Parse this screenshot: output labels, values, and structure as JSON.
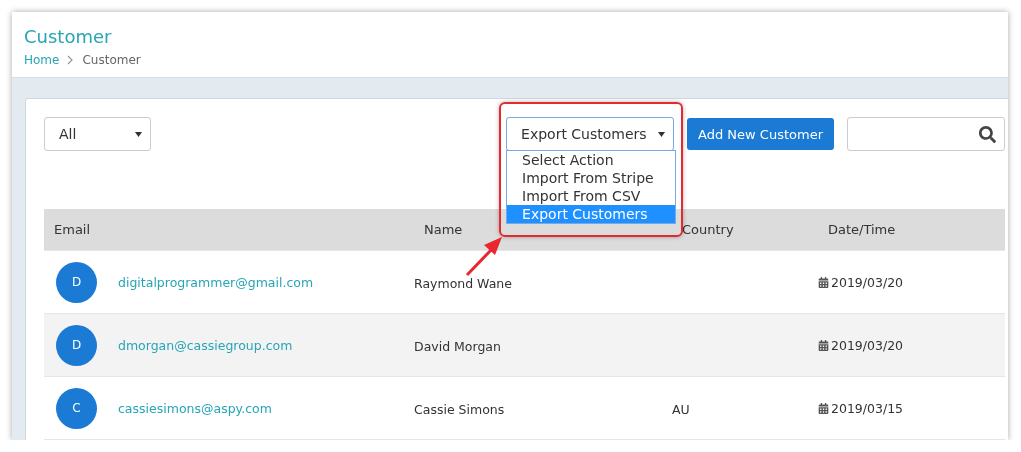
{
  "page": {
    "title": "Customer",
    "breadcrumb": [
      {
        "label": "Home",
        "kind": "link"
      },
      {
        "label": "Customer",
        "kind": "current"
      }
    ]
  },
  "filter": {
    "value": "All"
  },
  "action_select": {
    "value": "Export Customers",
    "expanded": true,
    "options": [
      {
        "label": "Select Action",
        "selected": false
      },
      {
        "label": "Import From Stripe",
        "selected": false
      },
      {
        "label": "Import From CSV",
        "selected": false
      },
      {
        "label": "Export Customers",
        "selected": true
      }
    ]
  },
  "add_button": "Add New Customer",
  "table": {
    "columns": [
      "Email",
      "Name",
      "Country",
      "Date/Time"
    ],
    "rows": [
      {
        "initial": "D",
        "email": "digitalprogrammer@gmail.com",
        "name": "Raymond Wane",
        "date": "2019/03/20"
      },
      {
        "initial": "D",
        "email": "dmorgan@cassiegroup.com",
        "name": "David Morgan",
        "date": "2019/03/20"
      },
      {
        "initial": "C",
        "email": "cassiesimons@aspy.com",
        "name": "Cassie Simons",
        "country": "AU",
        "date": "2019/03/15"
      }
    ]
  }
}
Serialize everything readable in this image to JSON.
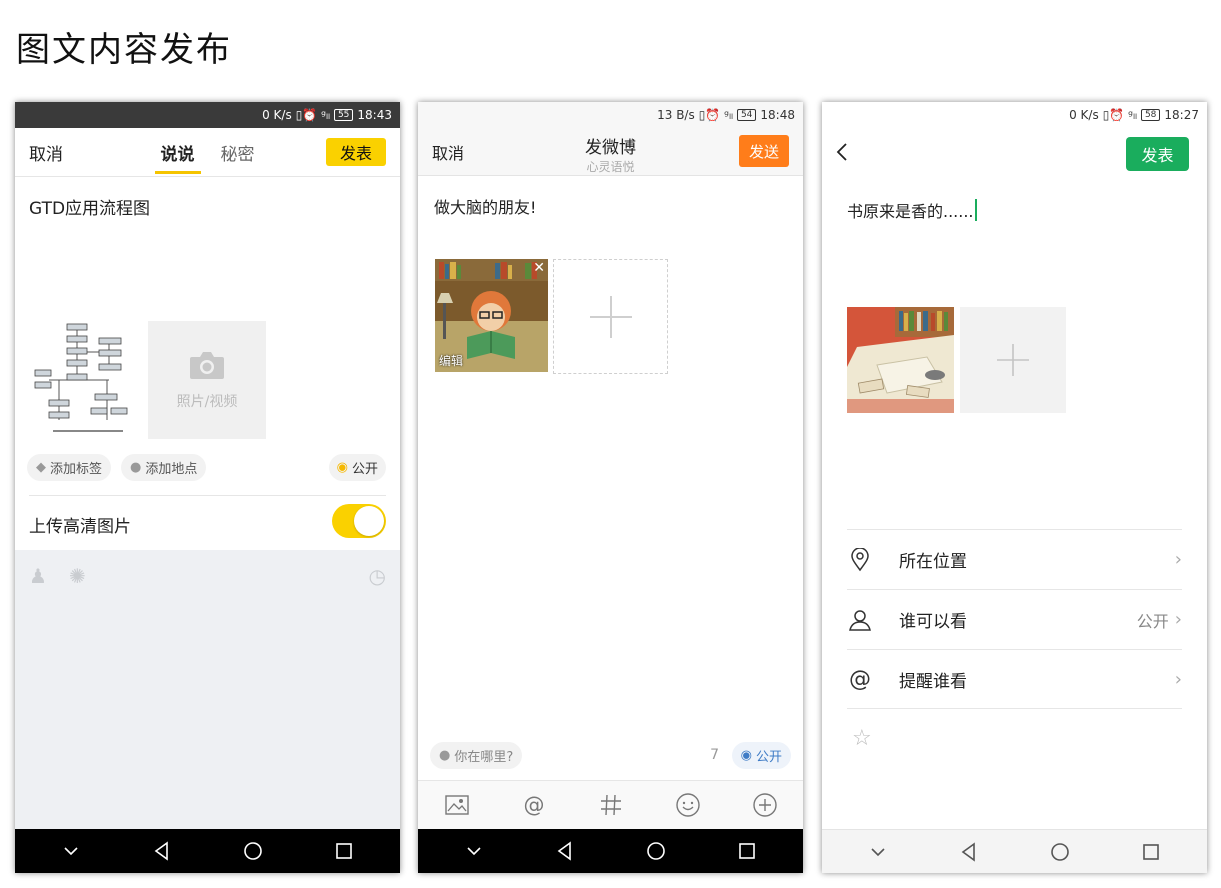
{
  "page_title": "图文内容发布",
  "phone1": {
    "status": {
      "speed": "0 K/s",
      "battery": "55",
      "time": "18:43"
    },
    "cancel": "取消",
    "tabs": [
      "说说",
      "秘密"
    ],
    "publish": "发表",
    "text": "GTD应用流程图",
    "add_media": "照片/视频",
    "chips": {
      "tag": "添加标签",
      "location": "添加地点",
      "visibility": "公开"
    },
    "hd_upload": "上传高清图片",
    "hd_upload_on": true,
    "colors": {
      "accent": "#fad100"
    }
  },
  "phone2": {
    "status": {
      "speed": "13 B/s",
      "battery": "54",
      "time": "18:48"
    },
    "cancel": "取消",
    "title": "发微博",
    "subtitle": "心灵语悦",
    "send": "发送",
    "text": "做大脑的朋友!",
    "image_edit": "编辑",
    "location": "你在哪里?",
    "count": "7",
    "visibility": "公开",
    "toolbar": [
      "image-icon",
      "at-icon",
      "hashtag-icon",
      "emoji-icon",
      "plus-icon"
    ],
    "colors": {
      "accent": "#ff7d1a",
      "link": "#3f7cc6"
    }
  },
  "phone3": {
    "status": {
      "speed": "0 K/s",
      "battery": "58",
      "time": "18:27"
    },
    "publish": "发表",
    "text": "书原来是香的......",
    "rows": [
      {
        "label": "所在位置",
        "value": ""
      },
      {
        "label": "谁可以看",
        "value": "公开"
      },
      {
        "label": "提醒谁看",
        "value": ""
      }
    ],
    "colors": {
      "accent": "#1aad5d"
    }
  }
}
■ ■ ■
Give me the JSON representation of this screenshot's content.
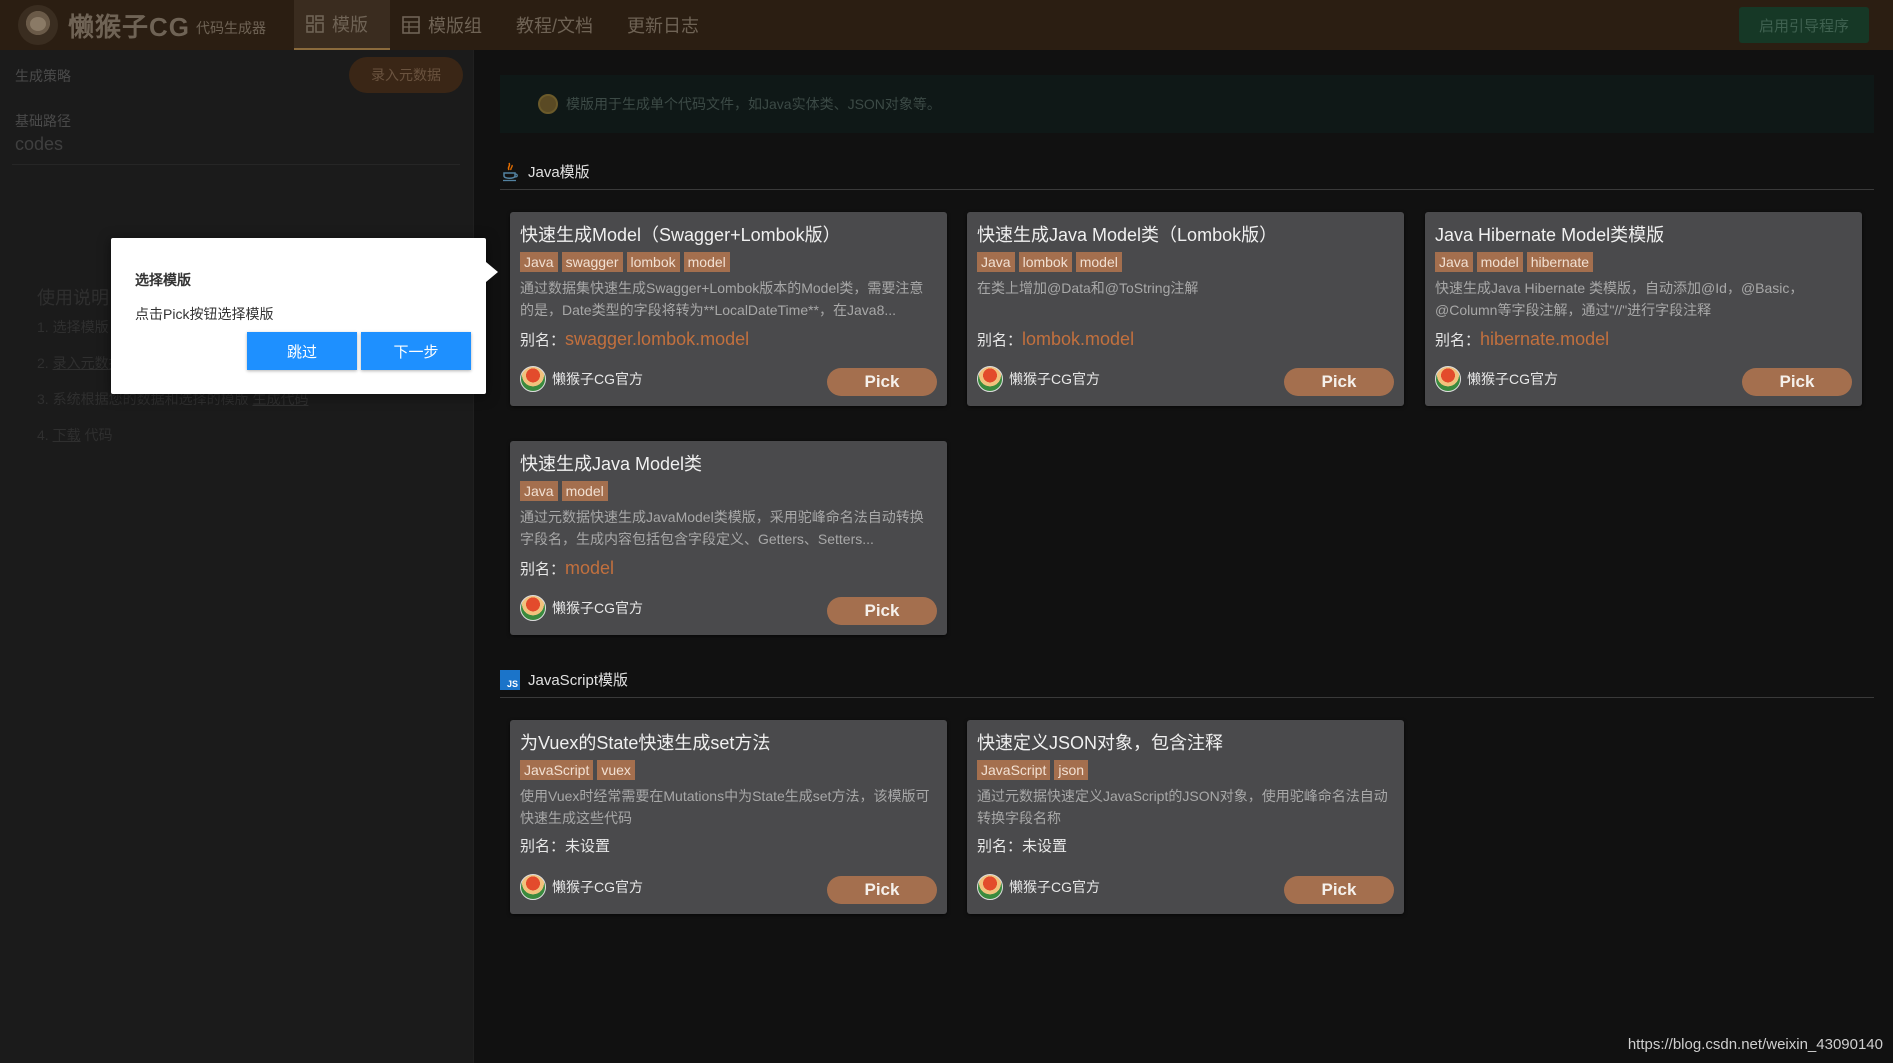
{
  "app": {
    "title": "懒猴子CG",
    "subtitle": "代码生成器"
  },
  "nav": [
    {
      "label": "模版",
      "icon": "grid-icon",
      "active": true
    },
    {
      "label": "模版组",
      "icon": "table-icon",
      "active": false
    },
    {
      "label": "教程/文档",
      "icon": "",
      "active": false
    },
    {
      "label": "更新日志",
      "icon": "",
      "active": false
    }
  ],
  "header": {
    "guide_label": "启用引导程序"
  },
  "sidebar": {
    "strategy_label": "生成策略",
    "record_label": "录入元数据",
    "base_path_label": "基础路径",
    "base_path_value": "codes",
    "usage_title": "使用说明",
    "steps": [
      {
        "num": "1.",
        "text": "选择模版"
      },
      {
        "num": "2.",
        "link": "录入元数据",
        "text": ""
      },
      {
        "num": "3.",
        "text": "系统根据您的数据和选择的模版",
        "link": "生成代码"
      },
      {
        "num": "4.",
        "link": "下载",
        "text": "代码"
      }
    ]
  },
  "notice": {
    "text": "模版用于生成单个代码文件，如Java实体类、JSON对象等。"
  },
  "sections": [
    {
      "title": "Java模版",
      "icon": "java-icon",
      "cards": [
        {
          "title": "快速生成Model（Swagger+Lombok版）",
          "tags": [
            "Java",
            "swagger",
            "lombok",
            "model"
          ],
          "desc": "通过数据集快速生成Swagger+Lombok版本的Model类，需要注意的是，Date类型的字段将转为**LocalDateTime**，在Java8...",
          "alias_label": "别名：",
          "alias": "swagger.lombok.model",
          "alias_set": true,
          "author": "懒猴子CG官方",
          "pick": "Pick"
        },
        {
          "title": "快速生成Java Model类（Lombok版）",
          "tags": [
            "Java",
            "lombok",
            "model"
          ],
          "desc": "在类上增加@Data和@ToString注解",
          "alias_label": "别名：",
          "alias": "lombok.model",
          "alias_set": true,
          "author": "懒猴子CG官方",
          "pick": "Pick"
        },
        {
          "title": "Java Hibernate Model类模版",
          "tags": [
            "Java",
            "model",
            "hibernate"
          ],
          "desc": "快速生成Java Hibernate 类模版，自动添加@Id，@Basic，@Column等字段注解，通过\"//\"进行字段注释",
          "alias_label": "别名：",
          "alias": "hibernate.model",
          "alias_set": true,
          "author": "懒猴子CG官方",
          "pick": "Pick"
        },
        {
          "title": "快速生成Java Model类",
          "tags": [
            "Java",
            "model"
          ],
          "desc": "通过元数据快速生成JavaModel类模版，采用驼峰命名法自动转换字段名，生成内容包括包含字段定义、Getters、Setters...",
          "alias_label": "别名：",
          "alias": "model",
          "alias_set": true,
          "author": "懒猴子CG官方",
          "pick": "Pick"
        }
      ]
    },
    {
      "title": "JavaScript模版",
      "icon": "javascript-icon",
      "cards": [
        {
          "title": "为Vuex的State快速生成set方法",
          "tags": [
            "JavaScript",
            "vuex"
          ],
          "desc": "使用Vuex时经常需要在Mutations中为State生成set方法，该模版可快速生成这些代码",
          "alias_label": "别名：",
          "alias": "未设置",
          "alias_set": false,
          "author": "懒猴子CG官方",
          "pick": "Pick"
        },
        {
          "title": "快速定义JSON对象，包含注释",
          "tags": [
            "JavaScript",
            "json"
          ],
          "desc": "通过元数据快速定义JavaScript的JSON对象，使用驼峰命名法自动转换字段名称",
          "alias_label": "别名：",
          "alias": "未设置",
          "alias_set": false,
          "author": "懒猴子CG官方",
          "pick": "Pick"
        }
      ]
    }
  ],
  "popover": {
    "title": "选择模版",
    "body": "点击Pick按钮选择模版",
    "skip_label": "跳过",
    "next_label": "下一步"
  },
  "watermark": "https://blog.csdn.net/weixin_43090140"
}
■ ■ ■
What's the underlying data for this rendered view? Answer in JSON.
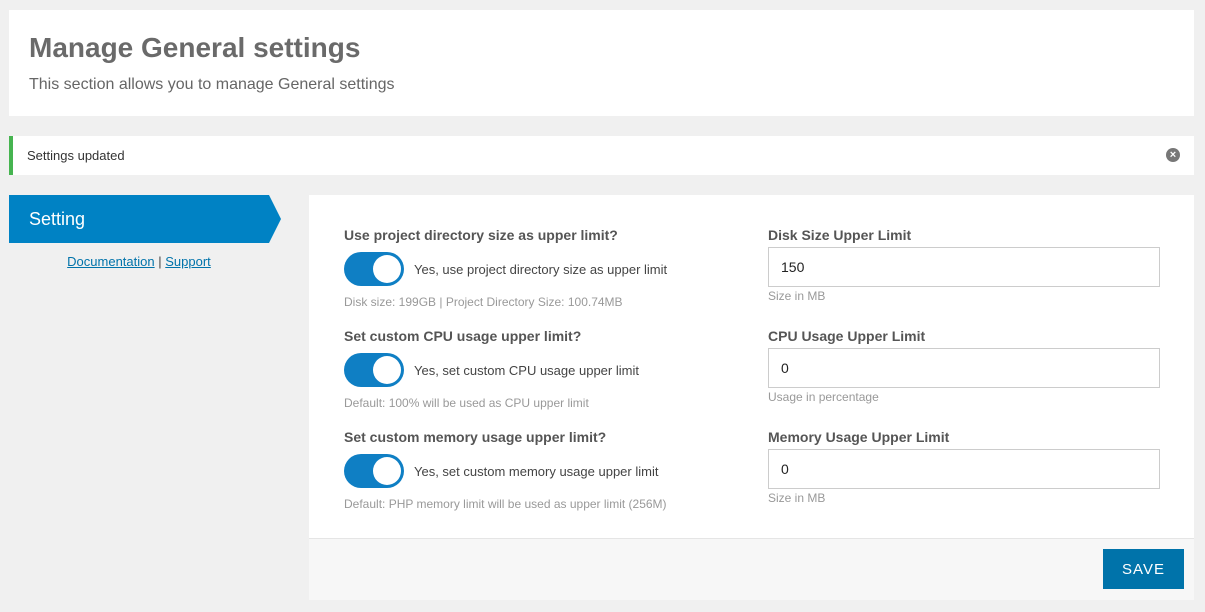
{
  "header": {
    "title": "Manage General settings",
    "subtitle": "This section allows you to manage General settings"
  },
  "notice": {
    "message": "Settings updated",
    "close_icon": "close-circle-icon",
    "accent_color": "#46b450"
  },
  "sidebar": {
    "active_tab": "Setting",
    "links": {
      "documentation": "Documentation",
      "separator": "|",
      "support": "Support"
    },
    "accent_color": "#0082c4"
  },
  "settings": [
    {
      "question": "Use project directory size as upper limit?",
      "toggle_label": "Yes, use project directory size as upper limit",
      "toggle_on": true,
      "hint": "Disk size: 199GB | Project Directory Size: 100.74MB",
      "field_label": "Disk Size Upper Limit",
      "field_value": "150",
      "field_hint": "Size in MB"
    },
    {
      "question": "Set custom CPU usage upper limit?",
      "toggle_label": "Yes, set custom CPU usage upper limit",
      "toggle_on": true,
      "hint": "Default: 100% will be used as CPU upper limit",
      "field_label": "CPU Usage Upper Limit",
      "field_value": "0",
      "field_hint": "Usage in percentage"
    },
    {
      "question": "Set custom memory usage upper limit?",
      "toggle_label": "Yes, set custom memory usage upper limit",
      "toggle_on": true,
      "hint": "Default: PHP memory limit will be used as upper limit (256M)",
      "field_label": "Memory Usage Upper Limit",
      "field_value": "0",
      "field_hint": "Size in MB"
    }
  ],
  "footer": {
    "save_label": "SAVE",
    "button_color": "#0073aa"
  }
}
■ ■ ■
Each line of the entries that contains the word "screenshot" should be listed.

▶ Output for this task:
Parse this screenshot: output labels, values, and structure as JSON.
Give me the JSON representation of this screenshot's content.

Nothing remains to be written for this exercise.